The location of the data center is unusual, considering the relatively hot climate in Texas and the massive cooling requirements that a data center requires to protect its systems. However, Facebook said that it is handling the matter.
In the announcement of Facebook on the new Fort Worth data center, the company said that it will provide power to the location using only renewable energy that will come from 200 megawatts of wind power. The data center will acquire its needed power from a new clean energy project that will be completed next year.
"200 MW is more energy than we will need for the foreseeable future, and we're proud to have played a role in bringing this project to Texas," said Facebook's director of data center operation for the western region, Ken Patchett.
As for the issue of keeping the data center cool, Facebook does not see it as a problem. The company has another data center located in North Carolina, which has hot humid southern heat. Facebook, however, has been able to keep the data center cool, and it will be using the same methods that it used there with the data center in Fort Worth.
There will be many eyes on Facebook as it looks to keep costs down at the upcoming Fort Worth data center while keeping the temperatures down at the site. Considered as pioneers in data center technology, Facebook has launched the Open Compute Project.
As Facebook established its data center in Oregon, the company launched a new plan for saving energy, which it has since introduced to other operating locations. The company then released its plans for its hardware in such locations through the Open Compute Project to allow the data centers of other companies to follow best practices.
The data center in Fort Worth will feature three buildings covering 250,000 square feet, with 40 employees who are Fort Worth residents. The project has been approved by the city council to receive an incentive package worth $146.7 million.

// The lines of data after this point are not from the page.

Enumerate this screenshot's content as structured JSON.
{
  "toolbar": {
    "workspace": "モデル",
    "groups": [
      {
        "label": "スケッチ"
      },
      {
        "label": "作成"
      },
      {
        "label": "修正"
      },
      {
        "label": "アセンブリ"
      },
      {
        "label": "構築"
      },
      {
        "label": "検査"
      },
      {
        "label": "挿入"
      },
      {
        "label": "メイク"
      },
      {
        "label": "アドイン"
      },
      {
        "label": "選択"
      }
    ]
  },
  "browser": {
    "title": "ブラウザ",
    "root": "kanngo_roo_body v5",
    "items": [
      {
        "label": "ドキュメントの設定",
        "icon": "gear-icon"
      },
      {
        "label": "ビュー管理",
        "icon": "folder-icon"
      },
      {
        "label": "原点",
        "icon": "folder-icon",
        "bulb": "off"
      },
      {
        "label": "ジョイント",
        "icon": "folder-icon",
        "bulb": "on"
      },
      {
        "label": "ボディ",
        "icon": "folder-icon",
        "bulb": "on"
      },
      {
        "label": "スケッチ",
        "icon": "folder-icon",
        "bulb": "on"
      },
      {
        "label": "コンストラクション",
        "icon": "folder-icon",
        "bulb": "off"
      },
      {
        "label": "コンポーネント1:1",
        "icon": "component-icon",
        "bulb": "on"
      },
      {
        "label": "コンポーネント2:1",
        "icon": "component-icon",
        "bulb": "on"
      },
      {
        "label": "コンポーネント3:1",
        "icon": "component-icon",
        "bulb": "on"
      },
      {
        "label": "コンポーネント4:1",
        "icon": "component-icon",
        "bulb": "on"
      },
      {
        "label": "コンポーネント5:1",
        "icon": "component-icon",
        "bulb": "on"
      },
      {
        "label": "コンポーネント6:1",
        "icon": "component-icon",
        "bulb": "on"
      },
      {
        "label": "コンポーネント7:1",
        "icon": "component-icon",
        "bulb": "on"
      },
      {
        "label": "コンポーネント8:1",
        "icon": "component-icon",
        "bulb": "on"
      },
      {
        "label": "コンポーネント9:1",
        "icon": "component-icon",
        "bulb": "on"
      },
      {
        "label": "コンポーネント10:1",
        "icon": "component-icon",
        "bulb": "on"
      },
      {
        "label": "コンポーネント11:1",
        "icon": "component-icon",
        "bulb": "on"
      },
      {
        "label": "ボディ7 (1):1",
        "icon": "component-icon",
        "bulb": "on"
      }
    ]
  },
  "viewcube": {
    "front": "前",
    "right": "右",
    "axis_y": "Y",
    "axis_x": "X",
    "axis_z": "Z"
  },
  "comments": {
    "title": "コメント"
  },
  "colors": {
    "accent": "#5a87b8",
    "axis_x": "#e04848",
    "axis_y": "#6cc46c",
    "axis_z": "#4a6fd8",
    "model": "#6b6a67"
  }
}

The Fort Worth data center will be Facebook's fifth one, with others located in Oregon, Iowa, North Carolina and Sweden.
Photo: Andrew Feinberg | Flickr